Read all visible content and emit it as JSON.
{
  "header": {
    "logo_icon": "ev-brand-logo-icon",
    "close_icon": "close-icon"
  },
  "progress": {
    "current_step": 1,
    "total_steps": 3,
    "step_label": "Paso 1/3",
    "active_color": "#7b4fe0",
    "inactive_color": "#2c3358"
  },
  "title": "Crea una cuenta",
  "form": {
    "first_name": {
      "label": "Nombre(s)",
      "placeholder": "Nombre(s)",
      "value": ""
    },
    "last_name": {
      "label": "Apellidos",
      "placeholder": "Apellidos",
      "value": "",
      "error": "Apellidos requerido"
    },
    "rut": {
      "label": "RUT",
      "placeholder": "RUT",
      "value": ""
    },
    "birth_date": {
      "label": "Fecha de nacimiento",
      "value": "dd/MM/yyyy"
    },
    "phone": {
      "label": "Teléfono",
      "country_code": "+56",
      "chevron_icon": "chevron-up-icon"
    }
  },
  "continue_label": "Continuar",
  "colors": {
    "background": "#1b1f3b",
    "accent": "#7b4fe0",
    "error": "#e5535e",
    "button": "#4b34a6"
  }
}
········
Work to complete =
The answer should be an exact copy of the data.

Expected answer =
Read all visible content and emit it as JSON.
{
  "header": {
    "logo_icon": "ev-brand-logo-icon",
    "close_icon": "close-icon"
  },
  "progress": {
    "current_step": 1,
    "total_steps": 3,
    "step_label": "Paso 1/3",
    "active_color": "#7b4fe0",
    "inactive_color": "#2c3358"
  },
  "title": "Crea una cuenta",
  "form": {
    "first_name": {
      "label": "Nombre(s)",
      "placeholder": "Nombre(s)",
      "value": ""
    },
    "last_name": {
      "label": "Apellidos",
      "placeholder": "Apellidos",
      "value": "",
      "error": "Apellidos requerido"
    },
    "rut": {
      "label": "RUT",
      "placeholder": "RUT",
      "value": ""
    },
    "birth_date": {
      "label": "Fecha de nacimiento",
      "value": "dd/MM/yyyy"
    },
    "phone": {
      "label": "Teléfono",
      "country_code": "+56",
      "chevron_icon": "chevron-up-icon"
    }
  },
  "continue_label": "Continuar",
  "colors": {
    "background": "#1b1f3b",
    "accent": "#7b4fe0",
    "error": "#e5535e",
    "button": "#4b34a6"
  }
}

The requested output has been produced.